So are the Twins better with Santana in the bullpen?  Even as well as Kyle Lohse has been pitching this year, since the beginning of 2002 no Twins' starter has an ERA within one run of Santana's.  Lohse is the closest at 3.73.  Rick Reed is next with a 3.94.  Santana has averaged 90.5 pitches per start as a starter (82 per start this year), yet has averaged almost the same number of innings per start (5.79) as anyone else in the rotation - Reed (5.87), Lohse (6.14), Brad Radke (5.79), Kenny Rogers (6.07), Joe Mays (5.67).  Lohse has been much better this year (6.90) but has also thrown 14 more pitches per start.   If Santana were allowed to throw as many pitches as the other starters, there is little doubt he would lead the team in innings per start, thus relieving some of the "need" to have a Santana in the bullpen.

Earlier, I suggested that Santana is arguably the best pitcher in the league.  That may seem far fetched but the claim has some statistical merit.  He has been given 16 starts and has compiled a record of 10-4 with a 2.71 ERA, 1.165 WHIP and struck out better than a batter per inning (1.144 per inning).  Here's how he compares to the elite in the AL over their last 16 starts (as of June 17):






Johan Santana





Barry Zito





Pedro Martinez





Roy Halladay





Bartolo Colon





Mark Mulder





Mike Mussina





Esteban Loaiza





Only Mike Mussina has a clear performance edge on Santana, and no AL starter has struck out batters at a better rate.  The fact that he's done this well despite also coming out of the bullpen makes him fairly unique.

Here's more food for thought.  Last year, Santana joined some pretty select company.  In the history of the game, only 13 pitchers have had a season in which they averaged striking out at least 10 batters per nine innings, threw at least 100 innings, had at least 10 starts and posted an ERA under 3.00.  Randy Johnson has done it 6 times.  Nolan Ryan (5), Pedro Martinez (5), Curt Schilling (2), Sandy Koufax (2) and Sam McDowell (2) are the only other pitchers to do it multiple times.  The others on the list: Mike Scott, Hideo Nomo, Tom Hall, Dwight Gooden, David Cone and Roger Clemens.  Santana became the latest to join that list of pitchers who've won 17 of the last 36 Cy Young awards (20 overall) and includes two Hall of Famers and three guys who are practically guaranteed entry into the Hall of Fame.  Select company indeed.
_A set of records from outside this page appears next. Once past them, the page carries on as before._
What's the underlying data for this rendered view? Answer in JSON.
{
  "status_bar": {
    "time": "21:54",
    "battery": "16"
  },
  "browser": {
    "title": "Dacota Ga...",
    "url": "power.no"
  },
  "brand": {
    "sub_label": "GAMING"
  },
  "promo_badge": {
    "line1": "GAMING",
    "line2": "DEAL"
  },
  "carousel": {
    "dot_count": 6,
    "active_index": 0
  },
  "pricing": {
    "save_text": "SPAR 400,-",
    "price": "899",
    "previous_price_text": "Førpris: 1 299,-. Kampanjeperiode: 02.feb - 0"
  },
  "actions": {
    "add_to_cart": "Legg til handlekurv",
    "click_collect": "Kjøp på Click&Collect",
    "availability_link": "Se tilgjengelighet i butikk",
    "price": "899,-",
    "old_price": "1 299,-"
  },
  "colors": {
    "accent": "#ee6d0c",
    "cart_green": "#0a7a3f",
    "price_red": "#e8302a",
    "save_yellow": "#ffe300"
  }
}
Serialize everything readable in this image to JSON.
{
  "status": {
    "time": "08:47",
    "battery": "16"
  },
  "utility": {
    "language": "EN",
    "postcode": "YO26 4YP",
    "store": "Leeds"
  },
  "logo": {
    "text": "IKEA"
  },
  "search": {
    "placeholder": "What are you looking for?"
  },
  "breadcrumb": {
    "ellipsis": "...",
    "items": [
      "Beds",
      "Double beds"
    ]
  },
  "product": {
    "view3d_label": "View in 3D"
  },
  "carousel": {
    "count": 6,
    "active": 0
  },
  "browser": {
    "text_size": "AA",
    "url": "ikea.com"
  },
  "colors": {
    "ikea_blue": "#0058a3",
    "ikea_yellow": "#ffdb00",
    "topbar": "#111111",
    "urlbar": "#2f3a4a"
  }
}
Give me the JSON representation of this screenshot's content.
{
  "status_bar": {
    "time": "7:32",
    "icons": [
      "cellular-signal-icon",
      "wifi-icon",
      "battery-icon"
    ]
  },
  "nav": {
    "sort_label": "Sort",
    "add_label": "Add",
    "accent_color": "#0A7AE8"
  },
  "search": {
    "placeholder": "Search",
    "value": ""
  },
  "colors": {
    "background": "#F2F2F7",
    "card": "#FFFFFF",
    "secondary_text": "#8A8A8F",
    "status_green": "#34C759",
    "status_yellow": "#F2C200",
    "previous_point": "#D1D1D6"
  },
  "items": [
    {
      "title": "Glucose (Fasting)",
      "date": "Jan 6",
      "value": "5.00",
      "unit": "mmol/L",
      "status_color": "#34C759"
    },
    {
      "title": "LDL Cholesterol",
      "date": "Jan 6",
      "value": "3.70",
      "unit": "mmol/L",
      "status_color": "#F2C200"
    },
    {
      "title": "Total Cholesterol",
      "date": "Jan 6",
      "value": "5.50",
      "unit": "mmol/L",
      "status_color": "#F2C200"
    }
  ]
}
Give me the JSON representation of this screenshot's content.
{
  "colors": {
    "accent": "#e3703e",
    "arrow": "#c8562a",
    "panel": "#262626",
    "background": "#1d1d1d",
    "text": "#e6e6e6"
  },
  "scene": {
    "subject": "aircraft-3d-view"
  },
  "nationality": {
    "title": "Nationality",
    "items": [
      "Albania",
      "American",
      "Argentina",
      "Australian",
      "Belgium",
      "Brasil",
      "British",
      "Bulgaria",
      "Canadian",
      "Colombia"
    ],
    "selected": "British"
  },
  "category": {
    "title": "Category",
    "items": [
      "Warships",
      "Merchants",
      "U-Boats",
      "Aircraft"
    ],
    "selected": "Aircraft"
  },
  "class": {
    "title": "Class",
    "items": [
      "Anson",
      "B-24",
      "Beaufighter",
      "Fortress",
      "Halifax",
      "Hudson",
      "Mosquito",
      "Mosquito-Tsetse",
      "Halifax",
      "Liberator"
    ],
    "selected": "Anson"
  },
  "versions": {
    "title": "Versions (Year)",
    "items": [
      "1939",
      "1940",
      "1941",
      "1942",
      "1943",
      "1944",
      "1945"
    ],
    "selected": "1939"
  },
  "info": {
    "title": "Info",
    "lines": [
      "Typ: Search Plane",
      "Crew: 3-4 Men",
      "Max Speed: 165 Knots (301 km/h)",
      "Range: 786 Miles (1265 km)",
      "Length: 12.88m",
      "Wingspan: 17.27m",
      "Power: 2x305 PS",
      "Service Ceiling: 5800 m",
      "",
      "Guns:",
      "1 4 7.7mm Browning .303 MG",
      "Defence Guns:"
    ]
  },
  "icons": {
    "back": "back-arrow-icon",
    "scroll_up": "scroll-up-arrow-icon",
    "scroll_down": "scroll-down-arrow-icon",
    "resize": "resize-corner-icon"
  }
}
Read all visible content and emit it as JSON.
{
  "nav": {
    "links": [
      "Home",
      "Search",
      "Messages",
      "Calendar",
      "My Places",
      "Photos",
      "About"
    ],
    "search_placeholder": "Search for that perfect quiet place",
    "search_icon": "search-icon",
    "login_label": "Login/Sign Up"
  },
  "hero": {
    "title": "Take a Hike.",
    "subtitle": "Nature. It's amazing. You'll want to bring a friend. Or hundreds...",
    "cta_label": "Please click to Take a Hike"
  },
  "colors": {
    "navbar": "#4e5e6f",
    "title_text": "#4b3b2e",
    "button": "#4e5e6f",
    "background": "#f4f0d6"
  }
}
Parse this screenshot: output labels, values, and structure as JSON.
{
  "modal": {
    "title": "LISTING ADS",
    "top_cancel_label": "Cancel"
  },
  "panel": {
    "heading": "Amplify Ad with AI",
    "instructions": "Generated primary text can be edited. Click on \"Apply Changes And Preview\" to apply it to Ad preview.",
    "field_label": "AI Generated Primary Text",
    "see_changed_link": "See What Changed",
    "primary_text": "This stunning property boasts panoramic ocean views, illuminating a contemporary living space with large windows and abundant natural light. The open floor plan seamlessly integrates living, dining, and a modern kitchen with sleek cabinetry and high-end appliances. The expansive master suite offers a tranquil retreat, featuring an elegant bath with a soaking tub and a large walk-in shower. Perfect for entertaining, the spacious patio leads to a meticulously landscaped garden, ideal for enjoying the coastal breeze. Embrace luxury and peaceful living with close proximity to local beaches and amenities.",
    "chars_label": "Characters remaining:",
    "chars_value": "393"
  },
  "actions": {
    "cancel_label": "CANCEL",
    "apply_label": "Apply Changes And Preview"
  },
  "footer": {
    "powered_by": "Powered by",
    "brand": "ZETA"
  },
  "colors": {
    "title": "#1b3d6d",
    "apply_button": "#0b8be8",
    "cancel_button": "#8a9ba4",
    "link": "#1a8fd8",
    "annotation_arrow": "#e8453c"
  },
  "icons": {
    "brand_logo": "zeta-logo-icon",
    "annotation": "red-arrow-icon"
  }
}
But the Twins want him in the bullpen.  Joe Mays is actually the perfect candidate to be moved to the pen.  For his first 45 pitches each start this season, Mays holds batters to a respectable .266 average and .406 slugging.  After 45 pitches, batters have been hovering all season around .300 and slugging .500 against him.  His strikeout rate goes down and his walk rate jumps after this point as well.  Forty-five pitches averages out to around three innings of work.  While that's not bad for a reliever, it's not nearly sufficient to be a starter.     

I spoke with a close observer of the Twins and he said the whole reason Santana is in the pen is, a) Gardenhire is extremely loyal to his veterans, and b) they don't want to put a guy making $5 million in the bullpen (Mays) in favor of a guy making $500K.  Generally speaking I don't mind a manager giving the benefit of the doubt to his veteran players.  It builds confidence that they don't have to look over their shoulders if they have a couple of bad games.  But it's the middle of June now and the Twins have 4 starting pitchers with ERAs near or above 5.00 and the Royals have closed to within a game of Minnesota in the standings.  This is well past a couple of bad games.  So does veteran leadership always take precedent over talent?  I guess we'll soon see if Gardenhire really thinks it does.  If he does, then it's very likely that one of the best pitchers in baseball will be sitting at home for the All-Star game and the Twins will find themselves needlessly in a dogfight for the Central Division.